The multitalented Ricky Jay (sleight-of-hand artist, author, actor, film consultant, and scholar of the unusual) wrote and published a unique and beautifully designed quarterly called Jay's Journal of Anomalies. Already a coveted collector's item, the complete set is gathered here for the first time. A brilliant excursion into the history of bizarre entertainments, the journal covered such subjects as dogs stealing acts from other dogs, an anthropological hoax involving the only survivors of a caste of ancient Aztec priests, and the ultimate diet: ingesting only air.
The journal was described in The New York Times as "beautiful and elegant...a combination of rigorous scholarship and personal rumination."
In a delectably deadpan and winning style, Jay conveys his admiration and affection for the offbeat that characterized his bestselling Learned Pigs and Fireproof Women. He explains how wags since the sixteenth century have cheated at bowling; he explores the ancient relationship between conjuring and dentistry; and he chronicles the exploits of ceiling walkers and human flies. Crammed full of illustrations drawn from the author's massive personal archive, Jay's Journal of Anomalies will baffle, instruct, and, above all, delight.

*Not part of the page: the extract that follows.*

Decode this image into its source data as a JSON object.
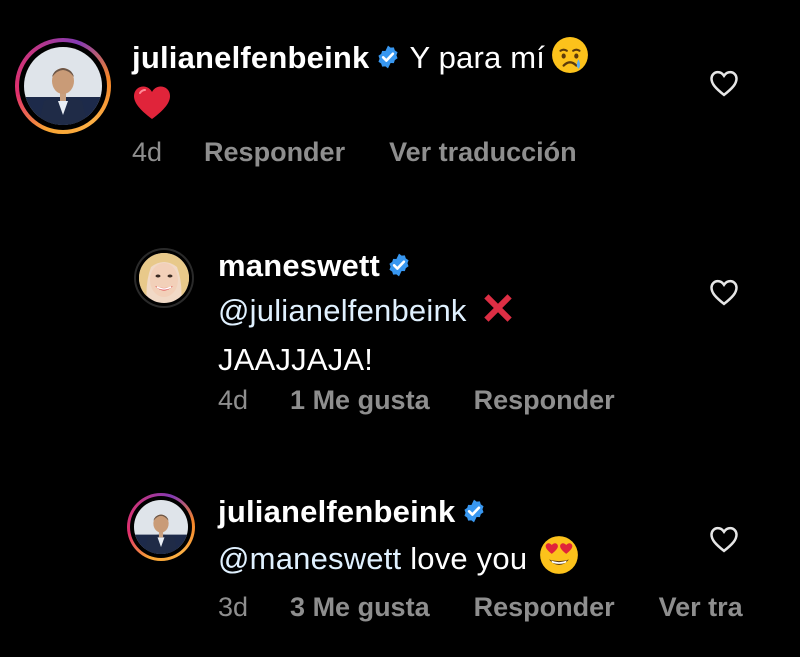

For Jay's subjects are so stupefyingly surprising. They almost all have to do with some sort of performance, and the stranger the better. There is a chapter on, of all things, crucifixion for showmanly profit. Tommy Minnock, at the beginning of the twentieth century, gained wildly enthusiastic response from his audiences as, nailed to a cross on the stage in a supposed hypnotic trance, he crooned, "After The Ball Is Over," one of the most popular tunes of the time. "I am told by those who saw me," he wrote "nailed to the cross that I presented a weird but impressive spectacle." Evatima Tardo around the same time was regularly nailed to a cross, suspended there for over two hours. She seldom had volunteers from the crowd who would come up to run the nails through her limbs, so her assistants had to do so. The nails were dipped in poison beforehand; she was quoted as saying, "There wouldn't be any fun unless I had prussic acid on the ends." She laughed and sang, and declared that she had never had such a pleasant time: "This is so easy, I am going to do it all over again tomorrow night, and three nights next week." Jay writes that, "while no one would claim that Minnock and Tardo inspired a trend of copycat crucifixions," there were successors, including Faith Bacon, who hung nude from a cross and gyrated to Ravel's Bolero. Some fakirs participated in crucifixions in the spirit of competition, outdoing each other by staying aloft for days at a time. You will find here surprising chapters on such thing as the magical amputation of the nose. You will learn of the surprising, longstanding connection between legerdemain and dentistry. There are trained dogs and pigs, and a description of how flea circuses worked. There are those who made their fortunes by making faces; the means by which performers were able to dance upon the ceiling (including "The Great Philosophical Antipodean Pedestrian from Ohio"); the rascally ways in which hustlers would gain the trust and the pocketbooks of novices in ninepins; the adventures of professional fasters; and much more. The careful, quietly amused way in which Jay tells these odd histories is perfect for his subject matter, and shows a matchless enthusiasm for his themes. "I really do love this stuff," he tells us at the end, and there is easily sufficient evidence here to show that in that there is no deception.